## Given entries:
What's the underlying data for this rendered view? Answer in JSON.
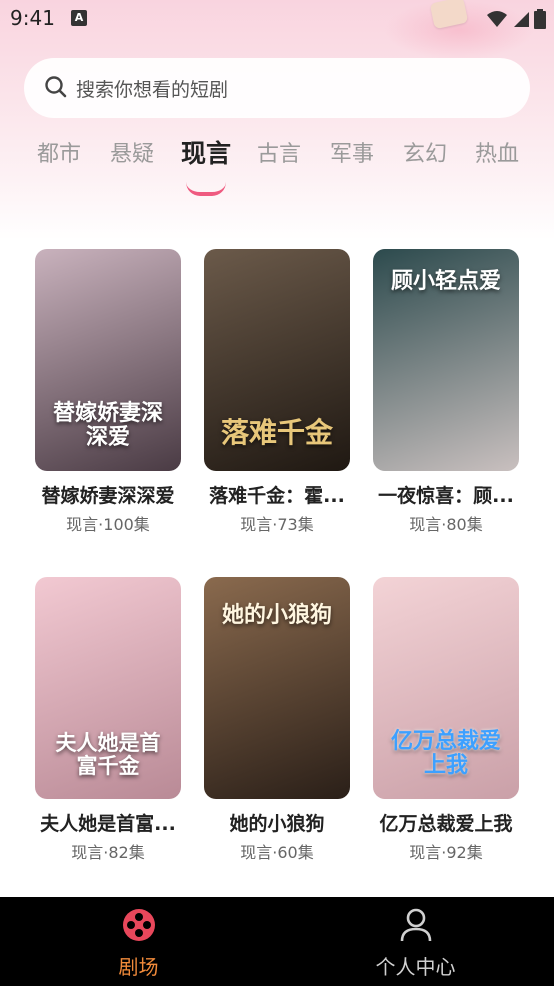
{
  "status_bar": {
    "time": "9:41",
    "notification_icon": "A"
  },
  "search": {
    "placeholder": "搜索你想看的短剧"
  },
  "tabs": [
    {
      "label": "都市",
      "active": false
    },
    {
      "label": "悬疑",
      "active": false
    },
    {
      "label": "现言",
      "active": true
    },
    {
      "label": "古言",
      "active": false
    },
    {
      "label": "军事",
      "active": false
    },
    {
      "label": "玄幻",
      "active": false
    },
    {
      "label": "热血",
      "active": false
    }
  ],
  "dramas": [
    {
      "title": "替嫁娇妻深深爱",
      "poster_text": "替嫁娇妻深深爱",
      "meta": "现言·100集",
      "colors": [
        "#c9b2bd",
        "#4a3b44"
      ]
    },
    {
      "title": "落难千金：霍...",
      "poster_text": "落难千金",
      "meta": "现言·73集",
      "colors": [
        "#6b5a4a",
        "#1f1812"
      ]
    },
    {
      "title": "一夜惊喜：顾...",
      "poster_text": "顾小轻点爱",
      "meta": "现言·80集",
      "colors": [
        "#2c4a4d",
        "#c9c0bf"
      ]
    },
    {
      "title": "夫人她是首富...",
      "poster_text": "夫人她是首富千金",
      "meta": "现言·82集",
      "colors": [
        "#f2c9d2",
        "#b98a96"
      ]
    },
    {
      "title": "她的小狼狗",
      "poster_text": "她的小狼狗",
      "meta": "现言·60集",
      "colors": [
        "#8a6a4e",
        "#2a1f18"
      ]
    },
    {
      "title": "亿万总裁爱上我",
      "poster_text": "亿万总裁爱上我",
      "meta": "现言·92集",
      "colors": [
        "#f3d3d6",
        "#caa0a8"
      ]
    }
  ],
  "bottom_nav": [
    {
      "label": "剧场",
      "icon": "film-reel-icon",
      "active": true,
      "color": "#f08a3a",
      "icon_color": "#e8475b"
    },
    {
      "label": "个人中心",
      "icon": "user-icon",
      "active": false,
      "color": "#d0d0d0",
      "icon_color": "#d0d0d0"
    }
  ]
}
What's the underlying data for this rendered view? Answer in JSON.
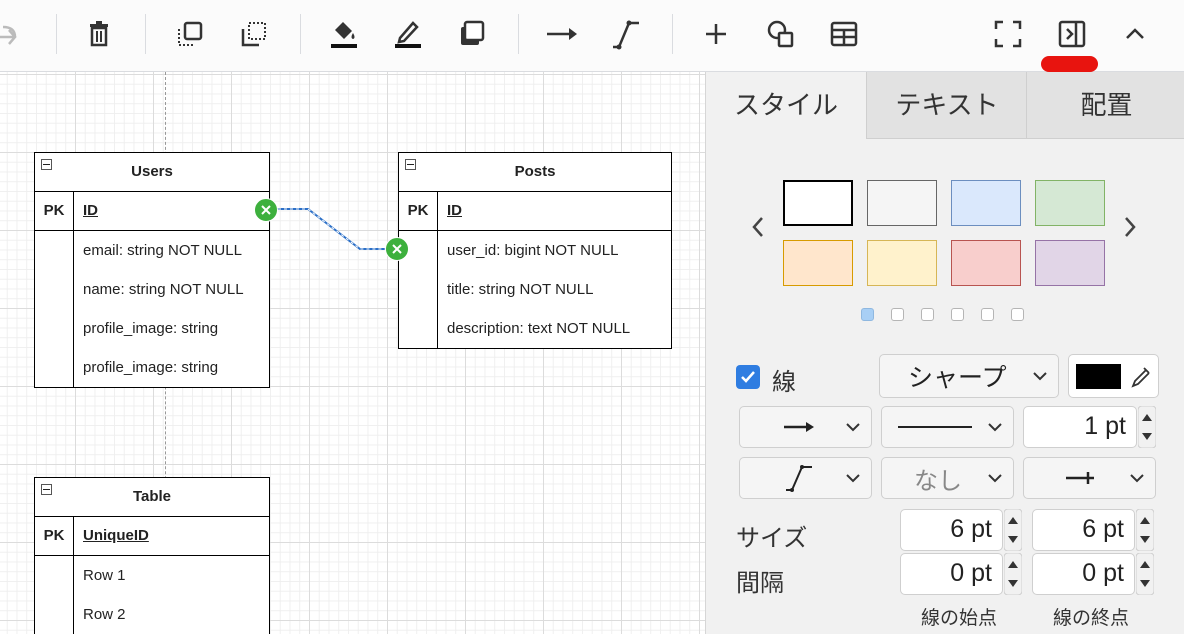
{
  "toolbar": {
    "buttons": [
      "redo-icon",
      "delete-icon",
      "to-front-icon",
      "to-back-icon",
      "fill-color-icon",
      "line-color-icon",
      "shadow-icon",
      "connection-arrow-icon",
      "waypoints-icon",
      "insert-icon",
      "shape-icon",
      "table-icon",
      "fullscreen-icon",
      "format-panel-icon",
      "collapse-icon"
    ],
    "highlight_color": "#e8140f"
  },
  "diagram": {
    "users": {
      "title": "Users",
      "pk": "PK",
      "pk_name": "ID",
      "rows": [
        "email: string NOT NULL",
        "name: string NOT NULL",
        "profile_image: string",
        "profile_image: string"
      ]
    },
    "posts": {
      "title": "Posts",
      "pk": "PK",
      "pk_name": "ID",
      "rows": [
        "user_id: bigint NOT NULL",
        "title: string NOT NULL",
        "description: text NOT NULL"
      ]
    },
    "table": {
      "title": "Table",
      "pk": "PK",
      "pk_name": "UniqueID",
      "rows": [
        "Row 1",
        "Row 2"
      ]
    }
  },
  "panel": {
    "tabs": [
      "スタイル",
      "テキスト",
      "配置"
    ],
    "swatches": [
      {
        "fill": "#ffffff",
        "stroke": "#000000"
      },
      {
        "fill": "#f5f5f5",
        "stroke": "#666666"
      },
      {
        "fill": "#dae8fc",
        "stroke": "#6c8ebf"
      },
      {
        "fill": "#d5e8d4",
        "stroke": "#82b366"
      },
      {
        "fill": "#ffe6cc",
        "stroke": "#d79b00"
      },
      {
        "fill": "#fff2cc",
        "stroke": "#d6b656"
      },
      {
        "fill": "#f8cecc",
        "stroke": "#b85450"
      },
      {
        "fill": "#e1d5e7",
        "stroke": "#9673a6"
      }
    ],
    "page_dots": 6,
    "active_dot": 0,
    "line_checkbox_label": "線",
    "line_checked": true,
    "line_style": "シャープ",
    "line_color": "#000000",
    "width_value": "1 pt",
    "none_label": "なし",
    "size_label": "サイズ",
    "spacing_label": "間隔",
    "size_start": "6 pt",
    "size_end": "6 pt",
    "spacing_start": "0 pt",
    "spacing_end": "0 pt",
    "start_label": "線の始点",
    "end_label": "線の終点"
  }
}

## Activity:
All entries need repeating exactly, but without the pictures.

## Output:
What's the underlying data for this rendered view? Answer in JSON.
{
  "status_bar": {
    "time": "9:41",
    "notification_icon": "A"
  },
  "search": {
    "placeholder": "搜索你想看的短剧"
  },
  "tabs": [
    {
      "label": "都市",
      "active": false
    },
    {
      "label": "悬疑",
      "active": false
    },
    {
      "label": "现言",
      "active": true
    },
    {
      "label": "古言",
      "active": false
    },
    {
      "label": "军事",
      "active": false
    },
    {
      "label": "玄幻",
      "active": false
    },
    {
      "label": "热血",
      "active": false
    }
  ],
  "dramas": [
    {
      "title": "替嫁娇妻深深爱",
      "poster_text": "替嫁娇妻深深爱",
      "meta": "现言·100集",
      "colors": [
        "#c9b2bd",
        "#4a3b44"
      ]
    },
    {
      "title": "落难千金：霍...",
      "poster_text": "落难千金",
      "meta": "现言·73集",
      "colors": [
        "#6b5a4a",
        "#1f1812"
      ]
    },
    {
      "title": "一夜惊喜：顾...",
      "poster_text": "顾小轻点爱",
      "meta": "现言·80集",
      "colors": [
        "#2c4a4d",
        "#c9c0bf"
      ]
    },
    {
      "title": "夫人她是首富...",
      "poster_text": "夫人她是首富千金",
      "meta": "现言·82集",
      "colors": [
        "#f2c9d2",
        "#b98a96"
      ]
    },
    {
      "title": "她的小狼狗",
      "poster_text": "她的小狼狗",
      "meta": "现言·60集",
      "colors": [
        "#8a6a4e",
        "#2a1f18"
      ]
    },
    {
      "title": "亿万总裁爱上我",
      "poster_text": "亿万总裁爱上我",
      "meta": "现言·92集",
      "colors": [
        "#f3d3d6",
        "#caa0a8"
      ]
    }
  ],
  "bottom_nav": [
    {
      "label": "剧场",
      "icon": "film-reel-icon",
      "active": true,
      "color": "#f08a3a",
      "icon_color": "#e8475b"
    },
    {
      "label": "个人中心",
      "icon": "user-icon",
      "active": false,
      "color": "#d0d0d0",
      "icon_color": "#d0d0d0"
    }
  ]
}
What's the underlying data for this rendered view? Answer in JSON.
{
  "toolbar": {
    "buttons": [
      "redo-icon",
      "delete-icon",
      "to-front-icon",
      "to-back-icon",
      "fill-color-icon",
      "line-color-icon",
      "shadow-icon",
      "connection-arrow-icon",
      "waypoints-icon",
      "insert-icon",
      "shape-icon",
      "table-icon",
      "fullscreen-icon",
      "format-panel-icon",
      "collapse-icon"
    ],
    "highlight_color": "#e8140f"
  },
  "diagram": {
    "users": {
      "title": "Users",
      "pk": "PK",
      "pk_name": "ID",
      "rows": [
        "email: string NOT NULL",
        "name: string NOT NULL",
        "profile_image: string",
        "profile_image: string"
      ]
    },
    "posts": {
      "title": "Posts",
      "pk": "PK",
      "pk_name": "ID",
      "rows": [
        "user_id: bigint NOT NULL",
        "title: string NOT NULL",
        "description: text NOT NULL"
      ]
    },
    "table": {
      "title": "Table",
      "pk": "PK",
      "pk_name": "UniqueID",
      "rows": [
        "Row 1",
        "Row 2"
      ]
    }
  },
  "panel": {
    "tabs": [
      "スタイル",
      "テキスト",
      "配置"
    ],
    "swatches": [
      {
        "fill": "#ffffff",
        "stroke": "#000000"
      },
      {
        "fill": "#f5f5f5",
        "stroke": "#666666"
      },
      {
        "fill": "#dae8fc",
        "stroke": "#6c8ebf"
      },
      {
        "fill": "#d5e8d4",
        "stroke": "#82b366"
      },
      {
        "fill": "#ffe6cc",
        "stroke": "#d79b00"
      },
      {
        "fill": "#fff2cc",
        "stroke": "#d6b656"
      },
      {
        "fill": "#f8cecc",
        "stroke": "#b85450"
      },
      {
        "fill": "#e1d5e7",
        "stroke": "#9673a6"
      }
    ],
    "page_dots": 6,
    "active_dot": 0,
    "line_checkbox_label": "線",
    "line_checked": true,
    "line_style": "シャープ",
    "line_color": "#000000",
    "width_value": "1 pt",
    "none_label": "なし",
    "size_label": "サイズ",
    "spacing_label": "間隔",
    "size_start": "6 pt",
    "size_end": "6 pt",
    "spacing_start": "0 pt",
    "spacing_end": "0 pt",
    "start_label": "線の始点",
    "end_label": "線の終点"
  }
}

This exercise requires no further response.